[Records excerpted from a collection]
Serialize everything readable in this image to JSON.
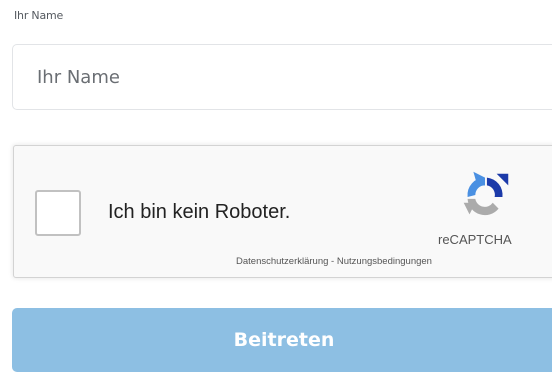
{
  "form": {
    "name_label": "Ihr Name",
    "name_input": {
      "value": "",
      "placeholder": "Ihr Name"
    },
    "submit_label": "Beitreten"
  },
  "recaptcha": {
    "checkbox_label": "Ich bin kein Roboter.",
    "brand": "reCAPTCHA",
    "privacy_link": "Datenschutzerklärung",
    "separator": " - ",
    "terms_link": "Nutzungsbedingungen",
    "checked": false
  },
  "colors": {
    "submit_bg": "#8dbfe3",
    "recaptcha_blue": "#1c3aa9",
    "recaptcha_lightblue": "#4a90e2",
    "recaptcha_gray": "#ababab"
  }
}
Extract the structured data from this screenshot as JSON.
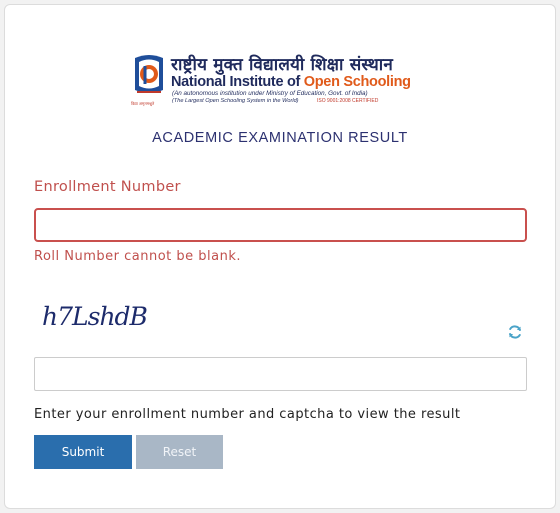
{
  "header": {
    "hindi_name": "राष्ट्रीय मुक्त विद्यालयी शिक्षा संस्थान",
    "name_part1": "National Institute of ",
    "name_part2": "Open Schooling",
    "subtitle": "(An autonomous institution under Ministry of Education, Govt. of India)",
    "tagline": "(The Largest Open Schooling System in the World)",
    "iso": "ISO 9001:2008 CERTIFIED",
    "emblem_caption": "विद्या अमृतमश्नुते",
    "page_title": "ACADEMIC EXAMINATION RESULT"
  },
  "form": {
    "enrollment_label": "Enrollment Number",
    "enrollment_value": "",
    "enrollment_error": "Roll Number cannot be blank.",
    "captcha_text": "h7LshdB",
    "captcha_value": "",
    "refresh_icon": "refresh-icon",
    "hint": "Enter your enrollment number and captcha to view the result",
    "submit_label": "Submit",
    "reset_label": "Reset"
  },
  "colors": {
    "navy": "#2c3170",
    "error": "#c0504d",
    "submit": "#2a6ead",
    "reset": "#a9b7c6",
    "brand_orange": "#e05a1a"
  }
}
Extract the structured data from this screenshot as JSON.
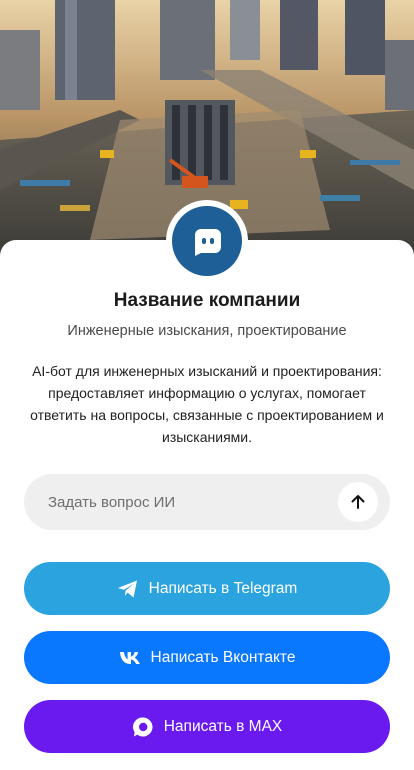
{
  "company": {
    "name": "Название компании",
    "tagline": "Инженерные изыскания, проектирование",
    "description": "AI-бот для инженерных изысканий и проектирования: предоставляет информацию о услугах, помогает ответить на вопросы, связанные с проектированием и изысканиями."
  },
  "ask": {
    "placeholder": "Задать вопрос ИИ",
    "send_icon": "arrow-up-icon"
  },
  "buttons": [
    {
      "label": "Написать в Telegram",
      "icon": "telegram-icon",
      "color": "#2aa3df"
    },
    {
      "label": "Написать Вконтакте",
      "icon": "vk-icon",
      "color": "#0a77ff"
    },
    {
      "label": "Написать в MAX",
      "icon": "max-icon",
      "color": "#6a19ef"
    }
  ],
  "colors": {
    "avatar_bg": "#1f5f97",
    "input_bg": "#efefef"
  }
}
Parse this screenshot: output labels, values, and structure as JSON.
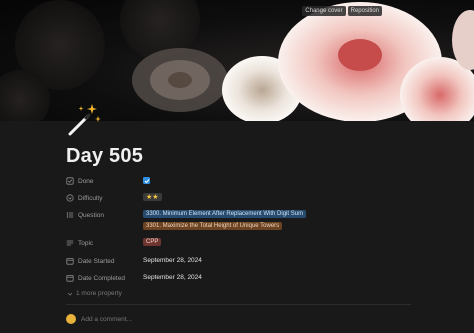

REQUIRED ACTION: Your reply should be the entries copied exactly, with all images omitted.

SOLVED EXERCISE:
Serialize everything readable in this image to JSON.
{
  "form": {
    "name_label": "Ihr Name",
    "name_input": {
      "value": "",
      "placeholder": "Ihr Name"
    },
    "submit_label": "Beitreten"
  },
  "recaptcha": {
    "checkbox_label": "Ich bin kein Roboter.",
    "brand": "reCAPTCHA",
    "privacy_link": "Datenschutzerklärung",
    "separator": " - ",
    "terms_link": "Nutzungsbedingungen",
    "checked": false
  },
  "colors": {
    "submit_bg": "#8dbfe3",
    "recaptcha_blue": "#1c3aa9",
    "recaptcha_lightblue": "#4a90e2",
    "recaptcha_gray": "#ababab"
  }
}
Extract the structured data from this screenshot as JSON.
{
  "header": {
    "hindi_name": "राष्ट्रीय मुक्त विद्यालयी शिक्षा संस्थान",
    "name_part1": "National Institute of ",
    "name_part2": "Open Schooling",
    "subtitle": "(An autonomous institution under Ministry of Education, Govt. of India)",
    "tagline": "(The Largest Open Schooling System in the World)",
    "iso": "ISO 9001:2008 CERTIFIED",
    "emblem_caption": "विद्या अमृतमश्नुते",
    "page_title": "ACADEMIC EXAMINATION RESULT"
  },
  "form": {
    "enrollment_label": "Enrollment Number",
    "enrollment_value": "",
    "enrollment_error": "Roll Number cannot be blank.",
    "captcha_text": "h7LshdB",
    "captcha_value": "",
    "refresh_icon": "refresh-icon",
    "hint": "Enter your enrollment number and captcha to view the result",
    "submit_label": "Submit",
    "reset_label": "Reset"
  },
  "colors": {
    "navy": "#2c3170",
    "error": "#c0504d",
    "submit": "#2a6ead",
    "reset": "#a9b7c6",
    "brand_orange": "#e05a1a"
  }
}
Extract the structured data from this screenshot as JSON.
{
  "company": {
    "name": "Название компании",
    "tagline": "Инженерные изыскания, проектирование",
    "description": "AI-бот для инженерных изысканий и проектирования: предоставляет информацию о услугах, помогает ответить на вопросы, связанные с проектированием и изысканиями."
  },
  "ask": {
    "placeholder": "Задать вопрос ИИ",
    "send_icon": "arrow-up-icon"
  },
  "buttons": [
    {
      "label": "Написать в Telegram",
      "icon": "telegram-icon",
      "color": "#2aa3df"
    },
    {
      "label": "Написать Вконтакте",
      "icon": "vk-icon",
      "color": "#0a77ff"
    },
    {
      "label": "Написать в MAX",
      "icon": "max-icon",
      "color": "#6a19ef"
    }
  ],
  "colors": {
    "avatar_bg": "#1f5f97",
    "input_bg": "#efefef"
  }
}
Parse this screenshot: output labels, values, and structure as JSON.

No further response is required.